Conor Hourihane has not played a full 90 minutes since Aston Villa’s 3-0 loss against Watford after Christmas.
Words: Andrew Maddox | @MaddoxJourno
Let us pose a question.
Who scored in the play-off campaign, has played his part in several big goals for Aston Villa in the Premier League – and yet is struggling to get into the team and hold down a position?
The answer, of course, is Conor Hourihane. The Irish midfielder has been mostly fantastic in his three years at Villa Park and absolutely deserves a shot in the team.
Don’t mix this up with a dismissal of Danny Drinkwater. His Premier League winners medal and European competition experience should speak for his credentials – but the midfielder is struggling to shake off his ‘rust’. The midfielder did not play at all last season, and made a single appearance for Burnley in the first half of this season.

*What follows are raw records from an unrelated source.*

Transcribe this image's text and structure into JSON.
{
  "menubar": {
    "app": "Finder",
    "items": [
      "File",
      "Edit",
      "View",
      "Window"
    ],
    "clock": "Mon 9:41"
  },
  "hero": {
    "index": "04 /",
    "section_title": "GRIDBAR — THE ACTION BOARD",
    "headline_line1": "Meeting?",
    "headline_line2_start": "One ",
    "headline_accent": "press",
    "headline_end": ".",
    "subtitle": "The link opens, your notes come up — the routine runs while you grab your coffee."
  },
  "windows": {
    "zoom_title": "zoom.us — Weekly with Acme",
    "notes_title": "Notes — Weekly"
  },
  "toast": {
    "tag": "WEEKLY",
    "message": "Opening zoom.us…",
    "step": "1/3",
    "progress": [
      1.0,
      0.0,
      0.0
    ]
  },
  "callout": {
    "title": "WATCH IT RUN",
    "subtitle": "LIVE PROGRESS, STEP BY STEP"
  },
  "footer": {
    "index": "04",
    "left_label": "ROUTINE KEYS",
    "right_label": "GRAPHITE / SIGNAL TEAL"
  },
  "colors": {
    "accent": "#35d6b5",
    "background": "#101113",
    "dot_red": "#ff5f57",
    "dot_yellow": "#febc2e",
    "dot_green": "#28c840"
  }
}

Yes, he has had a difficult start to his Aston Villa career but acclimatising to regular football after a prolonged period on the sidelines is bound to be difficult.

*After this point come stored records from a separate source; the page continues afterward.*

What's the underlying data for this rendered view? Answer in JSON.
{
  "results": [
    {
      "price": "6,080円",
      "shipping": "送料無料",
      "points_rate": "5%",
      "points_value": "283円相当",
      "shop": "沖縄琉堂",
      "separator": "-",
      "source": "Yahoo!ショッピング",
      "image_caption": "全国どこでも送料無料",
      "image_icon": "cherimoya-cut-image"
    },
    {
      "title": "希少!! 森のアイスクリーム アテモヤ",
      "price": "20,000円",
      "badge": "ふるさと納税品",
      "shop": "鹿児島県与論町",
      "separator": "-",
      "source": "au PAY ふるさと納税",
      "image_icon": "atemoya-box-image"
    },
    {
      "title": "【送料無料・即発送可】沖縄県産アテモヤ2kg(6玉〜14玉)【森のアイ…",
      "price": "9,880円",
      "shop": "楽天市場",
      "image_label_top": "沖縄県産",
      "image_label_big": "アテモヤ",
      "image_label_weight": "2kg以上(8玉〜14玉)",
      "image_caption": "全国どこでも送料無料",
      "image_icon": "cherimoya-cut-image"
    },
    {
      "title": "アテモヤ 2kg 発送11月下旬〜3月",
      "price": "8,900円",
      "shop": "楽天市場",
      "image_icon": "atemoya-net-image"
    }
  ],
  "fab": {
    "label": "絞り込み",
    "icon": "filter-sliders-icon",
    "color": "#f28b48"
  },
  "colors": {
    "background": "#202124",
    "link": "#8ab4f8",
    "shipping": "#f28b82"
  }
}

A comparison between the two aforementioned midfielders comes up favourably for Hourihane. From Premier League matches this season, Hourihane has five goal contributions compared to Drinkwater’s none, and these goals from Conor have proven to be huge for Aston Villa. It was Hourihane that scored in vital wins against Newcastle, and twice against Norwich. If a game requires a spark, or a match-winning goal, you’d likely turn to the Irish maestro.
Conor Hourihane has always been a more creative midfielder – despite often being played in deeper roles. He attempts less passes per game than Drinkwater on average, 22.5 compared to 38.5, the accuracy of his pass is higher. Hourihane’s pass completion of 88.43% is marginally better than Jack Grealish’s at 84.78 – although Jack has had more game time to affect his statistics. But Hourihane get’s himself into more dangerous positions – shown via his attempts at almost three crosses per game compared to Danny Drinkwater’s 0.2.
Drinkwater is the more defensive option, yet Hourihane continues to compete with the Chelsea loanee in that area too. Both average around one clearance per game, with Drinkwater slightly edging aerial clearances. Republic of Ireland international Hourihane is seemingly stonger in the air despite this, winning five aerial battles compared to Drinkwater’s nil.
There’s also the errors. Drinkwater has made errors leading to goals, whereas Hourihane has not made any – none that have been picked up by statisticians anyway. Danny also is dispossessed far more frequently, averaging 0.6 times per game compared to the 0.18 per game of Hourihane. Whilst the newer signing is marginally better defensively, the fact of the matter is that Aston Villa would not lose a great amount of defensive security if Hourihane was to start a game.
Sentiment does play a large role. Being a new and relatively divisive signing, Danny Drinkwater has not had the opportunity to build a strong connection to the club or fans in the way that Conor Hourihane has.
The Irishman has been with the club through two of the most tumultuous periods of his career, including the ‘rut’ that he’s stuck in now. When Aston Villa were struggling midseason last year, Hourihane received much of the blame and many noticed his head drop as he was substituted in the infamous loss to West Bromwich Albion. However, his 19 goal contributions across 43 appearances proved to play a pivotal role in Aston Villa’s ascension to the Premier League.
Drinkwater is a good midfielder, but has shown that he is struggling to break the chains that are holding him back – a lack of game time and off-the-field issues – but patience for the midfielder is beginning to wear thin.
With crunch battles against Southampton and Newcastle fast approaching, Dean Smith must make a decision whilst John McGinn edges closer to recovery. Drinkwater may release the ball quicker than Hourihane, but his mishaps on the ball put an already vulnerable back line into precarious situations – and with huge games, including the small matter of a cup final approaching – that backline needs as much protection as possible.
Hourihane is by no means a perfect player. He has struggled in certain matches and has drawn criticism over how some of his performances start – but even if the Irishman does not start games, he can provide an attacking option from the bench rather than bringing on a more defensive-minded player and looking to settle for whatever the current score may be.
Conor deserves more than a bit-part role, and his re-inclusion may just be enough to lift the heavy burden on Danny Drinkwater’s shoulders.